Republican Sen. Lindsey Graham looked straight into the camera Tuesday during one of the president's favorite shows, "Fox and Friends," and declared 33-year-old Saudi Crown Prince Mohammad bin Salman has "got to go."

"Saudi Arabia, if you're listening, there are a lot of good people you can choose, but MBS has tainted your country and tainted himself," said Graham, one of Mr. Trump's most prominent Congressional allies. 

Graham's hardline stance against the Saudi leadership goes further than Mr. Trump himself has gone. The president has suggested there will be "severe consequences" if the Saudis are responsible for the death of journalist Jamal Khashoggi, but has also suggested "rogue killers" could be behind his disappearance.

The Saudi government originally said that Khashoggi, who disappeared earlier this month, entered and left its consulate in Istanbul despite Turkish claims that the journalist was killed by Saudi agents. Khashoggi's disappearance has since set off an international firestorm, partly because he often wrote for The Washington Post and was a permanent U.S. resident. 

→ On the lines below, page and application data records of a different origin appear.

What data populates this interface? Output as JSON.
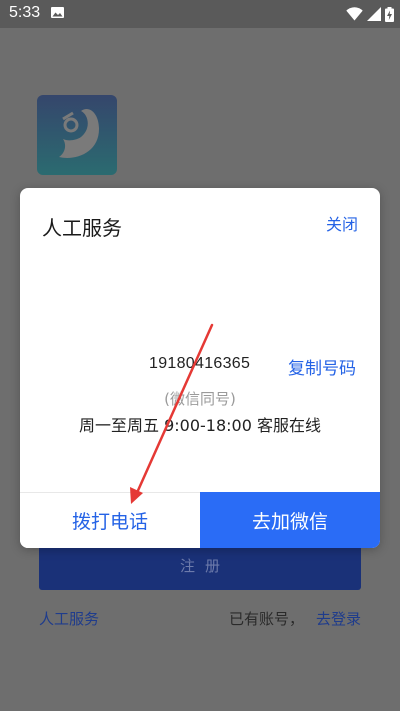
{
  "status_bar": {
    "time": "5:33",
    "icons": [
      "image-icon",
      "wifi-icon",
      "signal-icon",
      "battery-charging-icon"
    ]
  },
  "app": {
    "logo_icon": "app-logo-icon",
    "register_label": "注册",
    "manual_service_link": "人工服务",
    "has_account_text": "已有账号，",
    "login_link": "去登录"
  },
  "modal": {
    "title": "人工服务",
    "close_label": "关闭",
    "phone_number": "19180416365",
    "copy_label": "复制号码",
    "wechat_same": "(微信同号)",
    "service_hours": "周一至周五 9:00-18:00 客服在线",
    "call_label": "拨打电话",
    "wechat_label": "去加微信"
  },
  "colors": {
    "accent": "#2563e6",
    "primary_button": "#2a6cf6",
    "annotation_arrow": "#e53935",
    "dim_background": "#6e6e6e"
  }
}
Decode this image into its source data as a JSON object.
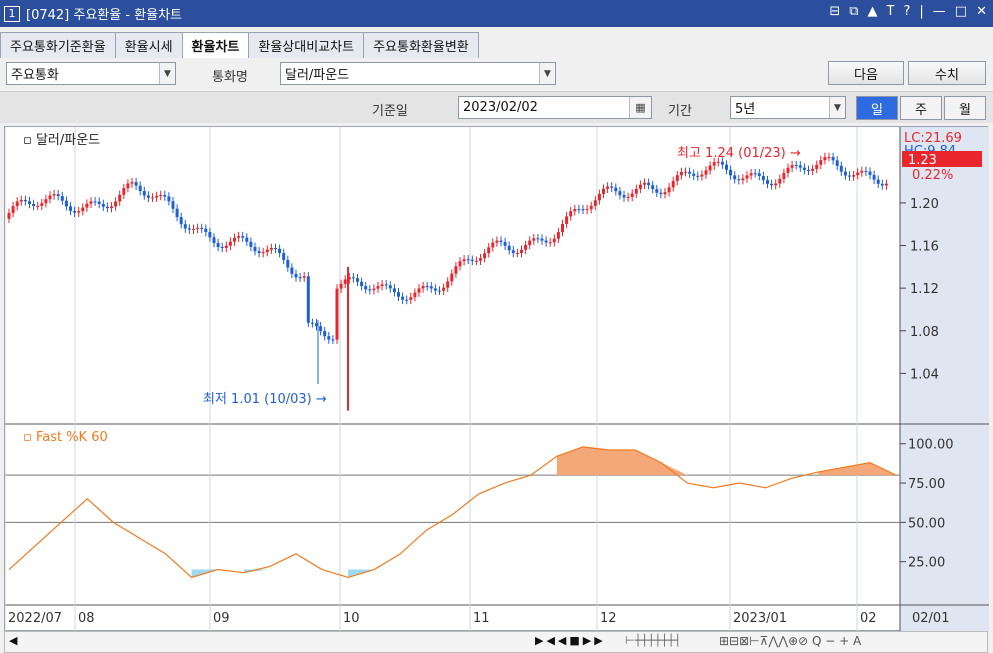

The Saudis are now preparing to admit that Khashoggi died in their custody, CBS News' Kylie Atwood reports, as the result of a botched interrogation. A source told Atwood that the admission will come out in the form of a joint Turkish-Saudi statement.

Graham continued his tirade against the crown prince on Fox News Radio, saying "this is not rogue killers, this is a rogue crown prince." It's "game over for me with MBS," he added. 

Graham's comments come as Secretary of State Mike Pompeo is in Saudi Arabia to speak with the Saudi king and review the situation. Graham said he, for one, will not return to Saudi Arabia while the crown prince has any control, saying he feels "used and abused" for having defended Saudi Arabia on the Senate floor. 

"I've been their biggest defender on floor of the United States Senate," Graham told Fox and Friends. "This guy is a wrecking ball. He had this guy murdered in consulate in Turkey. And to expect me to ignore it. I feel used and abused. I was on the floor every time defending Saudi Arabia because there is good ally. There is difference between a country and an individual. The MBS figure to me is toxic. He can never be a world leader on the world stage."

The president has continued to emphasize the importance of arms sales with the Saudis for U.S. jobs and the economy. 

"I tell you what I don't want to do. Boeing, Lockheed, Raytheon, all these com — I don't want to hurt jobs. I don't want to lose an order like that. There are other ways of — punishing, to use a word that's a pretty harsh word, but it's true," the president told CBS' "60 Minutes." 

But Congress might not stand for upholding such an agreement. Sen. Marco Rubio, R-Florida, said there is no pro-Saudi element in Congress that will stand by if Khashoggi was if the Saudis deliberately assassinated Khashoggi. 

"I can just tell you that in Congress right now, there is no pro-Saudi element that's going to stick with our relationship with Saudi Arabia as it's currently structured if, in fact, they lured this man into this consulate, killed him, and then cut up his body and send a team to go into that country to kill him in the first place," Rubio told CBS News' "Face the Nation." 

— CBS News' Alan He contributed to this report 

  • Kathryn Watson

    Kathryn Watson is a politics reporter for CBS News Digital.